This week we studied the reform efforts of the Anabaptists. Seen as radical reformers, Anabaptists challenged many of the prevailing notions of society. Looking to Scripture, Anabaptists saw a totally different way of life modeled by the first Christians. Whether or not one agrees with the theology of the Anabaptists, their reform e orts do remind us of the subversive nature of the Christian faith. In His earthly ministry, Jesus came proclaiming the kingdom of God. “The time has come,” he said. “The kingdom of God has come near. Repent and believe the good news!” (Mark 1:15 niv). Jesus was proclaiming God’s reign and rule coming down to earth. Jesus is King. As we see in Scripture, His is an upside-down kingdom. It’s a kingdom that is countercultural and calls into question prevailing notions of what power, love, and true faith look like. As the Anabaptists “discovered a different world in the pages of the New Testament,” so too do we find the kingdom of God calling us to a different way of living and loving.

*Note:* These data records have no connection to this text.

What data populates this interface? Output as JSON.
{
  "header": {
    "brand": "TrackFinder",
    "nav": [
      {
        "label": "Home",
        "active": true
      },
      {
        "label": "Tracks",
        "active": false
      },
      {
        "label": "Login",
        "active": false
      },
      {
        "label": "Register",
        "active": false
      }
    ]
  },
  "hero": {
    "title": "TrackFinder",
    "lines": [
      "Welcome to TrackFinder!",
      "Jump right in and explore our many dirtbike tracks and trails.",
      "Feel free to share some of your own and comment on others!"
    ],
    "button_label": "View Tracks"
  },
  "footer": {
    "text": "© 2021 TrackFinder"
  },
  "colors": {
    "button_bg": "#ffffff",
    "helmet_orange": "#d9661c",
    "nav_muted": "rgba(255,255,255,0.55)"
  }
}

In what ways are we called as followers of Jesus to question and challenge the status quo? How is our faith countercultural? The Anabaptists looked to the words of Jesus in the Sermon on the Mount. There we are reminded of the countercultural way of Jesus. Here is just a part of Jesus’ teaching from this famous sermon that points us to the upside-down way of the kingdom: “Blessed are the poor in spirit, for theirs is the kingdom of heaven. Blessed are those who mourn, for they will be comforted. Blessed are the meek, for they will inherit the earth. Blessed are those who hunger and thirst for righteousness, for they will be filled. Blessed are the merciful, for they will be shown mercy. Blessed are the pure in heart, for they will see God. Blessed are the peacemakers, for they will be called children of God. Blessed are those who are persecuted because of righteousness, for theirs is the kingdom of heaven.” (Matthew 5:3–10 NIV).
For many of us, a Bible is always within arm’s reach. This is especially true now that many of us have the Bible on our phones. But for Christians in certain parts of the world today, and for Christians throughout the centuries, this has not been the case. Consider this: part of the reform efforts in places like England included the idea of getting the Bible into the hands of the people in their own language. This was considered revolutionary! Other reform e orts centered on simply translating the Bible into common languages so people had a chance of reading it. As we read this week, these e orts did not go unchallenged. Why do you think it was considered dangerous to allow the Bible to be read by common, ordinary people?
What about your life? As you read Scripture, how are you being challenged, convicted, and encouraged to follow Jesus? Could it be that opening our Bibles and reading Scripture is not merely a devotional act of the religious but an action on our part that allows the very Word of God to shape us and form us? In other words, as we encounter God’s voice in Scripture, we are transformed. Could it be that we are made into the sort of dangerous people who go around proclaiming a kingdom that is so very upside-down compared to the ways of our world?
While we read of historical figures and facts, it could be easy to forget the devotion to God that moved these men and women. Let’s end our week reflecting on the words of Teresa of Avila: “Let’s strive to make more progress in self-knowledge, for in my opinion we shall never completely know ourselves if we don’t strive to know God. By gazing at His grandeur, we get in touch with our own lowliness; by looking at His purity, we shall see our own lth; by pondering His humility, we shall see how far we are from being humble.”
“The loving exchange that takes place between the soul and God is so sweet that I beg Him in His goodness to give a taste of this love to anyone who thinks I am lying.”